The nextColumn function is working as specified, return the column over the gunner, or the closest one to it. (That’s not what I thought it was, I thought it wouldn’t fire if it couldn’t target, but further reading tells me that it just does its best. There is something about skipping a turn, but I’ve not figured that out.

At this point, I expect to see the rolling bombs falling over the gunner all the time. Let’s run and see.

I need some help making sure that all rollers are over the gunner. I’m going to color them red.

This code is definitely working. Here’s a video.

targeted

Amusingly, while filming that, I let myself get killed by a non-targeted bomb. I’m a programmer, Jim, not a gamer.

I’ll remove the red and commit: targeted rollers.

It’s well past my early lunch time. I’ll go grab that and sum up afterward.

Remind me to talk about the learning from the testing.

Summing Up

We actually got done what we had in mind, so that’s a good thing. I think we ran a bit over on time, but I never felt truly buried or in trouble, though that global reference had me guessing for longer than it should. Also it should have never happened: the method doesn’t really belong there, and whoever does it, they should be passed anyone they want to converse with as parameters.

Which reminds me, I was so ready for lunch that I didn’t refactor that. And thinking of it now, I wonder whether we might do better to have the whole calculation done by the army and the firing directed “from above” as it were. We’ll look into that tomorrow.

I’m glad I chose to TDD the feature. It helped me focus on what I needed to do, and made it much easier to work out why it wasn’t working at first. Had I not had those tests, it would have been quite confusing, because I’d never really know any of the gozintas and gozoutas as it went along on the screen.

The test should have given me more of a clue that the design was weird, when I had to push my local army into the global one. That’s of course one of the things that happens with globals and testing. You often have to mock them, fake them, hammer them, and work around them. Of course I’ve been living with globals in the absence of ways I like better. Even had the army been set up as a singleton, we’d have had to hammer that.

Nonetheless, it was a problem until I figured out that hammering was necessary, it was probably a mistake not to find a way to avoid the use of the global right away, and as things stand now it’s a clear indication of a design issue.
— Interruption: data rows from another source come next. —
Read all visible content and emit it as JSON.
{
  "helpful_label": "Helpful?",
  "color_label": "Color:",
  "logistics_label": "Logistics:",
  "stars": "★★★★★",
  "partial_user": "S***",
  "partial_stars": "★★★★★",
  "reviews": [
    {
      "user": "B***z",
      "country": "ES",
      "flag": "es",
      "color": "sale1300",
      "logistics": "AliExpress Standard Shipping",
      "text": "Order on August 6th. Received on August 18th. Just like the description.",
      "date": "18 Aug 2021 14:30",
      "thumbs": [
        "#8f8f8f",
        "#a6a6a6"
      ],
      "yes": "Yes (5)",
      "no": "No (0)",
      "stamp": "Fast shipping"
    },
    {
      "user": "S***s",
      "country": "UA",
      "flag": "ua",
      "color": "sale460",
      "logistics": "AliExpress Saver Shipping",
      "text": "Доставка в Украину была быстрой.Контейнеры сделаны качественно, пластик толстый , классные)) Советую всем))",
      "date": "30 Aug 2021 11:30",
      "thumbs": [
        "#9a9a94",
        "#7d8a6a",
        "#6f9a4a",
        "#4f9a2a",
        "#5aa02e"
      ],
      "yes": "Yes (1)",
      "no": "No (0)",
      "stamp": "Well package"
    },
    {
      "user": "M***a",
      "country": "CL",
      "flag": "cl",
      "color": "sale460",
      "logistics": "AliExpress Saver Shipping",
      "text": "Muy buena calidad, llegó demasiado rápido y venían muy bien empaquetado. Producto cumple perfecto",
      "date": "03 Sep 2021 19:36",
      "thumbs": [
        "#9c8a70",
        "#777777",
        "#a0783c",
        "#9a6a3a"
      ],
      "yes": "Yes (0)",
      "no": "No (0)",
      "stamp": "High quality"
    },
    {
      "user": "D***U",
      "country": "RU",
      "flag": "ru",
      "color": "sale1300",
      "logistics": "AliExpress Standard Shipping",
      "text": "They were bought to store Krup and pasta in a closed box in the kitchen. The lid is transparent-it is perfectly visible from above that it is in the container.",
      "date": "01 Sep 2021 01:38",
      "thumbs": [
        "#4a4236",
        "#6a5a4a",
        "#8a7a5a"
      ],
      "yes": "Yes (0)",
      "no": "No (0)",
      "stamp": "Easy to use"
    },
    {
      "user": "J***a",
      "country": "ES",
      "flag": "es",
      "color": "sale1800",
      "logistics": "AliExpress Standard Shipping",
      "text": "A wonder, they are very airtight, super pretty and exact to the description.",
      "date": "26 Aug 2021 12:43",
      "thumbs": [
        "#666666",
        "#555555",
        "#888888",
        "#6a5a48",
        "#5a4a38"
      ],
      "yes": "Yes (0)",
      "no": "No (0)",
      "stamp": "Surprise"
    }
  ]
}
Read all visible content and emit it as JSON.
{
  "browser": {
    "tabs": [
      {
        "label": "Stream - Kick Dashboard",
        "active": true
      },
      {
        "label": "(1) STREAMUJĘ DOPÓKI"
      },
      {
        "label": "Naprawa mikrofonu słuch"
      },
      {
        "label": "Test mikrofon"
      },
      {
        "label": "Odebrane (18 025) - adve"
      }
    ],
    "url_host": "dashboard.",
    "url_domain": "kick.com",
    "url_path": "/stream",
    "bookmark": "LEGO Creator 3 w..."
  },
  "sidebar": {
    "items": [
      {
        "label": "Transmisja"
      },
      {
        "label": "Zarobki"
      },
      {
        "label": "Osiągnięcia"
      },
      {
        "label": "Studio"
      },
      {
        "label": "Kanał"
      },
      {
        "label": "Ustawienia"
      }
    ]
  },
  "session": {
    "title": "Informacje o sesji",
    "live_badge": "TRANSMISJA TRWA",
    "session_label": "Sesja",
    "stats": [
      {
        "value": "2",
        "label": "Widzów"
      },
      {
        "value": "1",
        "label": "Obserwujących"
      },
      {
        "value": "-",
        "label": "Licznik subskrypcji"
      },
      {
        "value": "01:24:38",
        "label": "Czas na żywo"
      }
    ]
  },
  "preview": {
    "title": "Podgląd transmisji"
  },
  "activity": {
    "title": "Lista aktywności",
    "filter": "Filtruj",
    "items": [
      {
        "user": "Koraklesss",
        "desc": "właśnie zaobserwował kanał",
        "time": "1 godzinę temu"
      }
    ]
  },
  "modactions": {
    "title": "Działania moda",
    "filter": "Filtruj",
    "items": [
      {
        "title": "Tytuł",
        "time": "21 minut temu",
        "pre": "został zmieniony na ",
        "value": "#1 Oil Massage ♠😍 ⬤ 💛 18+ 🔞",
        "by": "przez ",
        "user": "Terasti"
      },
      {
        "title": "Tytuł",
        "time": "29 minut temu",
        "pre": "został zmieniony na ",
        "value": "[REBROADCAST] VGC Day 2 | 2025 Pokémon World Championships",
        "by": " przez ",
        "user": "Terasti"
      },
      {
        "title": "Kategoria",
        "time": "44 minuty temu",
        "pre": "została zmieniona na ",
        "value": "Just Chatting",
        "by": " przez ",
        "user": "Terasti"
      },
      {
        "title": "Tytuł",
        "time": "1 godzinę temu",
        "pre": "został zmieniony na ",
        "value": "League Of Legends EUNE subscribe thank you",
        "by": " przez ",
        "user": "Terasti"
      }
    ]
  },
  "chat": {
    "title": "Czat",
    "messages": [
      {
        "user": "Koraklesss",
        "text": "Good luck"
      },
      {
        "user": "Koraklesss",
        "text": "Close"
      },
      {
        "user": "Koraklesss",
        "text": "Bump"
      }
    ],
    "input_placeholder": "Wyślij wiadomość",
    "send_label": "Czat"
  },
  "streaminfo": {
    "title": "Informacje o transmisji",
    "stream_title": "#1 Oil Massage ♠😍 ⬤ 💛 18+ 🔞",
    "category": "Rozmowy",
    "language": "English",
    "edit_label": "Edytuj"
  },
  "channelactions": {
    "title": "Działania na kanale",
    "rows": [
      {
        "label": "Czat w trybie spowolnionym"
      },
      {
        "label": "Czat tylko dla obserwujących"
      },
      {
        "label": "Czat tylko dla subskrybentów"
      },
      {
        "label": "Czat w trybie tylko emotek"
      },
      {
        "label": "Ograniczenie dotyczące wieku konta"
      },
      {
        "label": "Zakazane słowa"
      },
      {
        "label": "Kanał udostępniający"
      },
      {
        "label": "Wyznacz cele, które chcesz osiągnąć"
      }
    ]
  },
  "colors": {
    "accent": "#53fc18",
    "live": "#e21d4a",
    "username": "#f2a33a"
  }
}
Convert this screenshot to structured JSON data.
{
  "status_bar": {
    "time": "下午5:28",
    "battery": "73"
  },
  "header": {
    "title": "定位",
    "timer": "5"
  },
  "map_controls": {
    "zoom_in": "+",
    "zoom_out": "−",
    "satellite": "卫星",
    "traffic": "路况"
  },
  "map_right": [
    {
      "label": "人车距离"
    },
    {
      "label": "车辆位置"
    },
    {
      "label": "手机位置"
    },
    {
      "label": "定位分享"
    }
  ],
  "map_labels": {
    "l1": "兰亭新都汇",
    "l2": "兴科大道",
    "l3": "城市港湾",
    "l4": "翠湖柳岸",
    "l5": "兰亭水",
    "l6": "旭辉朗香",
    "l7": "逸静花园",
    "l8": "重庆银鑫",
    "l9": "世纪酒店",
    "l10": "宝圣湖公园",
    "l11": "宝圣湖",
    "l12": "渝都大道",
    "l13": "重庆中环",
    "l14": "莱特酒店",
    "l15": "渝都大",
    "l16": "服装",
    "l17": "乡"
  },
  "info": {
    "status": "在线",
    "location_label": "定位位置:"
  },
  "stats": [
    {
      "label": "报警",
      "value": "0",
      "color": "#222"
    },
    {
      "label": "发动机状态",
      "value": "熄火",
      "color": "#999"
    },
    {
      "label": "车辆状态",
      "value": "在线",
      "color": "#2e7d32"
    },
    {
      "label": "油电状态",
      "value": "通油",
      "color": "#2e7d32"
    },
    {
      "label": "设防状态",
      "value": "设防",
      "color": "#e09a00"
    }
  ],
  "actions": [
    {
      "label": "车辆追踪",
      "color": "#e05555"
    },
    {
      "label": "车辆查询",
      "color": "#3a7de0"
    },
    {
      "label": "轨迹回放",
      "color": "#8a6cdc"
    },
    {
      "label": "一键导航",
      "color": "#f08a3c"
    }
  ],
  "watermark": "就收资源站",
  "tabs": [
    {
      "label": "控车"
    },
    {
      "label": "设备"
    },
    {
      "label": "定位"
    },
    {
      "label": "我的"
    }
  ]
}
But we’re not into Rework Avoidance Theory here, we accept and embrace that we’re evolving the program, and we’ll evolve that to better, probably in the next installment.

I already know what I’ll call it: “Space Invaders 42”! Neat, huh?

See you then!

Invaders.zip